■ Data provided:
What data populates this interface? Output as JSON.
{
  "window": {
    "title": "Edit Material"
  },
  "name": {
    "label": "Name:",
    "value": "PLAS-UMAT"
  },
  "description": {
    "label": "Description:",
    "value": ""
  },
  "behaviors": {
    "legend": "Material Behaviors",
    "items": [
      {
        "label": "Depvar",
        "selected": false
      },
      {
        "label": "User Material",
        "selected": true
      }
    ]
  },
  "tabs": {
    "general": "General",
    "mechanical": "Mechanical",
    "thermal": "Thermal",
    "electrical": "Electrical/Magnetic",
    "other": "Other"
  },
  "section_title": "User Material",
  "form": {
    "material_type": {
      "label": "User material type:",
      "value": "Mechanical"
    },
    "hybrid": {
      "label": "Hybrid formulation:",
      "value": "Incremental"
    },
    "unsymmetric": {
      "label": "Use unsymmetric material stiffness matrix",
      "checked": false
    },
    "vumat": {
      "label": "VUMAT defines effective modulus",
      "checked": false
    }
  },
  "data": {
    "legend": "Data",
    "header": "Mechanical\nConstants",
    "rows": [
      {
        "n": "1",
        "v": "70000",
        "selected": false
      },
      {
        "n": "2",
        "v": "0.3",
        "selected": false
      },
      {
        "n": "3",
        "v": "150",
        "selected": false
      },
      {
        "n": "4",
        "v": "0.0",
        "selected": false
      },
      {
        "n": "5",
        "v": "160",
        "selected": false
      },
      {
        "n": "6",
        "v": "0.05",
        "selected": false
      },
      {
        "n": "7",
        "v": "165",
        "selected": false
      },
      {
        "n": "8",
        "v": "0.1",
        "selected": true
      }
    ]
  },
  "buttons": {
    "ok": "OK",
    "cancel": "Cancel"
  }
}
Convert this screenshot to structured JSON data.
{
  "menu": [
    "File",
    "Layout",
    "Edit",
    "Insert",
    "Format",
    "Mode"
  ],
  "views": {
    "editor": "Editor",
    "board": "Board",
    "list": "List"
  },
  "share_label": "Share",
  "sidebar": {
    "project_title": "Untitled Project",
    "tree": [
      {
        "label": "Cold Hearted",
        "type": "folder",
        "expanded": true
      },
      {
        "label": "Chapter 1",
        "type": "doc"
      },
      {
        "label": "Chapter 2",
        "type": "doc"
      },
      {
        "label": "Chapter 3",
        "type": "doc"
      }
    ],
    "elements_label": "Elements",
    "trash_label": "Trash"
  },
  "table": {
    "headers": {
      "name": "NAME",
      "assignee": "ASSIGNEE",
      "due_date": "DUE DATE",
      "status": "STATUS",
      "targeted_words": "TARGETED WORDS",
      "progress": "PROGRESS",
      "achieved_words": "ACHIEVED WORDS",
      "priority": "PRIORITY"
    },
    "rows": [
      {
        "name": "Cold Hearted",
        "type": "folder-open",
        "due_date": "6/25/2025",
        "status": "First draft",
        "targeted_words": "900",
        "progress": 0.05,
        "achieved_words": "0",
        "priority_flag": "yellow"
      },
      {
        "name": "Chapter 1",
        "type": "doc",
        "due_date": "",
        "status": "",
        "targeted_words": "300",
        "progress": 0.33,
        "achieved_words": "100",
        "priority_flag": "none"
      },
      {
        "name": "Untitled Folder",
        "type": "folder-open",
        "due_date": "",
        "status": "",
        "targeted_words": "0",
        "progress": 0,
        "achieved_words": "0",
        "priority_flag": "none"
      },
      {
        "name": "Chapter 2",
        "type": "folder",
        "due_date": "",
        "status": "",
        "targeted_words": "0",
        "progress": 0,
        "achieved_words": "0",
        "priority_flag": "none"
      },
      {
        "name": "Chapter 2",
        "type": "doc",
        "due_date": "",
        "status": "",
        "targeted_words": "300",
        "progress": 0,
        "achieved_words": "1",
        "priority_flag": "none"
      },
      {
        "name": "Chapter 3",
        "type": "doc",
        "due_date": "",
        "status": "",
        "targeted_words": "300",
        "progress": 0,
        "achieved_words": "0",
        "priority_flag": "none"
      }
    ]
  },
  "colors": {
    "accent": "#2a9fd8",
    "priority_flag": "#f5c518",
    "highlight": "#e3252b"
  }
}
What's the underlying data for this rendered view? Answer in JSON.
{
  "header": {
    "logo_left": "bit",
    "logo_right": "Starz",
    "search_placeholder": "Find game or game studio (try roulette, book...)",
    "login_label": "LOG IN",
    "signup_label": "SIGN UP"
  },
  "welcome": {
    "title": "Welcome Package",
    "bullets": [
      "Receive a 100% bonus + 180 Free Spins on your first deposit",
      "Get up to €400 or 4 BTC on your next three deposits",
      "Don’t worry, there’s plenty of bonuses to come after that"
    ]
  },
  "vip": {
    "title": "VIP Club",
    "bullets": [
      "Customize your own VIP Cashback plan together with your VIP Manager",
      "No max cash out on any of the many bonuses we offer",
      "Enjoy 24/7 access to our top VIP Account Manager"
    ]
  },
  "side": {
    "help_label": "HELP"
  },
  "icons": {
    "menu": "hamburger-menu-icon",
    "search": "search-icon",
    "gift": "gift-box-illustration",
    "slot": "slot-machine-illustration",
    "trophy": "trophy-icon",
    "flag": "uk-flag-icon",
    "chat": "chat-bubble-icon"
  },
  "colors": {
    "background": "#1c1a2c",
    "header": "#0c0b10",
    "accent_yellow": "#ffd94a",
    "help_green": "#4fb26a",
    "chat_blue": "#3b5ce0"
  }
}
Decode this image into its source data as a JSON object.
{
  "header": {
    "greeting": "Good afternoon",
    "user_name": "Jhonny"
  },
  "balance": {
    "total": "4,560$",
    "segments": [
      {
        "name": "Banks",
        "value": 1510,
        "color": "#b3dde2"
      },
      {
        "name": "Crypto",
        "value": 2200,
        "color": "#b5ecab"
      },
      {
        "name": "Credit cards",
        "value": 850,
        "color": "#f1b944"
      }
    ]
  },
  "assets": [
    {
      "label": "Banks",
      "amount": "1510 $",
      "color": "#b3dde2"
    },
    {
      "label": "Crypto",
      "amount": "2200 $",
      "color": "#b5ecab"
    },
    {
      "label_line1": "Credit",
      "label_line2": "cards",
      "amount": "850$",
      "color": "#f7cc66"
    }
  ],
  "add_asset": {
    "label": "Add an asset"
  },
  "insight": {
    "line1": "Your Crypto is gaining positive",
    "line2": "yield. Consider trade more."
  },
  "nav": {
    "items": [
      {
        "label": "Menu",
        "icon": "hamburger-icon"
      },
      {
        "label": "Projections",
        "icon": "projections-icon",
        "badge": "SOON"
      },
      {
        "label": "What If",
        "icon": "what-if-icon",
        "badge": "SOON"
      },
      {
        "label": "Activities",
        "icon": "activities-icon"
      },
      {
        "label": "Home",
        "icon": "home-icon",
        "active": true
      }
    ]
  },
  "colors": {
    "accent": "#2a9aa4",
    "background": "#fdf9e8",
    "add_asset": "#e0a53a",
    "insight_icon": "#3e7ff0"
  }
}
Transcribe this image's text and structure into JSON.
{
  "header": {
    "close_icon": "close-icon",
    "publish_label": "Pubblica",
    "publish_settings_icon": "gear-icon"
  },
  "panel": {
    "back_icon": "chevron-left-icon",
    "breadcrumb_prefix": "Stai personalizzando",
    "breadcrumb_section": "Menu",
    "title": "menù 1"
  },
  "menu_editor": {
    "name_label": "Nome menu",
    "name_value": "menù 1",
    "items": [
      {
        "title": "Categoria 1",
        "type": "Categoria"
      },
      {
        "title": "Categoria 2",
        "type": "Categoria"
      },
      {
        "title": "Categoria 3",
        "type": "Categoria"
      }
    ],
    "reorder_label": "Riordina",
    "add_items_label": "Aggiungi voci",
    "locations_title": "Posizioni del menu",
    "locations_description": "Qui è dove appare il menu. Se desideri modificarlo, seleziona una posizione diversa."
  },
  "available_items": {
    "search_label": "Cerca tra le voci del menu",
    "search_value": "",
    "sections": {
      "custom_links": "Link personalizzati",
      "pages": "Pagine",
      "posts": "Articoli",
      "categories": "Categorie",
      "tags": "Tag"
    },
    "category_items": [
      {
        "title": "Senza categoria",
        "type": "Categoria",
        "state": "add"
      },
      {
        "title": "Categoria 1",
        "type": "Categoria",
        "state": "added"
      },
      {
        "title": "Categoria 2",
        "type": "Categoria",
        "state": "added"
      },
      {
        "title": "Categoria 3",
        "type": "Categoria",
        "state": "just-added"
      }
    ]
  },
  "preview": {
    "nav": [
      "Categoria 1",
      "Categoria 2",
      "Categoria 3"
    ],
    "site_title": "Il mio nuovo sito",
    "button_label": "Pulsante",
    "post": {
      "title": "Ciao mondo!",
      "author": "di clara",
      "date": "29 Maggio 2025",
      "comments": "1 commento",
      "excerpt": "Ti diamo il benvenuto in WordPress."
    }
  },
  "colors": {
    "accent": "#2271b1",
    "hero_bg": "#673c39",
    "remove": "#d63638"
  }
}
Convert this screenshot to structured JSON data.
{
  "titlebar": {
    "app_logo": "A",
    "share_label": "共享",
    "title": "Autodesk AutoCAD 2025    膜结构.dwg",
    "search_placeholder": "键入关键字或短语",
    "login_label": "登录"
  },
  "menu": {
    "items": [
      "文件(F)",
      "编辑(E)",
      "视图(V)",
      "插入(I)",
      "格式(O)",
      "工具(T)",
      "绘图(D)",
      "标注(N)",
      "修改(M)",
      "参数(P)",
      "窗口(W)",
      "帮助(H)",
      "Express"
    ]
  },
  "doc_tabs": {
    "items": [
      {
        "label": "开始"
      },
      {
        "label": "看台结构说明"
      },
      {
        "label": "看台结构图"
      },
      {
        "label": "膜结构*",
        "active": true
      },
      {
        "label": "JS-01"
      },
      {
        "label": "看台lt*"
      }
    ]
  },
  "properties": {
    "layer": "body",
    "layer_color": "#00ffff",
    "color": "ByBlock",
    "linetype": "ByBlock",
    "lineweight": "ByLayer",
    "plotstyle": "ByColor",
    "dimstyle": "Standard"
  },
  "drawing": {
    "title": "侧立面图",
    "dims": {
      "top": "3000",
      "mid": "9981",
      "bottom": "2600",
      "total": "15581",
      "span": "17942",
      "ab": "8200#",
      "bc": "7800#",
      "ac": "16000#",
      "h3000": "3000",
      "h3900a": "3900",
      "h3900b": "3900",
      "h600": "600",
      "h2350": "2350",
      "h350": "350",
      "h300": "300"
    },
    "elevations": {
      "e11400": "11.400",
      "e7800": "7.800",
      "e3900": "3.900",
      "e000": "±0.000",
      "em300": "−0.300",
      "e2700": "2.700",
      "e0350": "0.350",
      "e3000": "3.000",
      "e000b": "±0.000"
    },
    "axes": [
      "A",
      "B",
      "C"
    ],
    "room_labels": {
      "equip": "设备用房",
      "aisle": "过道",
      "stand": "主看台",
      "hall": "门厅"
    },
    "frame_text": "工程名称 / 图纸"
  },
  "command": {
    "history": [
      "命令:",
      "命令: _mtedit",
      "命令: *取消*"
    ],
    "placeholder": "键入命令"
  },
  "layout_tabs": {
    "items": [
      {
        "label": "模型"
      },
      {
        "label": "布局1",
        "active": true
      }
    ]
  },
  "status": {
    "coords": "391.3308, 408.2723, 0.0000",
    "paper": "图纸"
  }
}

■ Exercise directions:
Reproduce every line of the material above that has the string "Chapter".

■ Response to the task:
        "label": "Chapter 1",
        "label": "Chapter 2",
        "label": "Chapter 3",
        "name": "Chapter 1",
        "name": "Chapter 2",
        "name": "Chapter 2",
        "name": "Chapter 3",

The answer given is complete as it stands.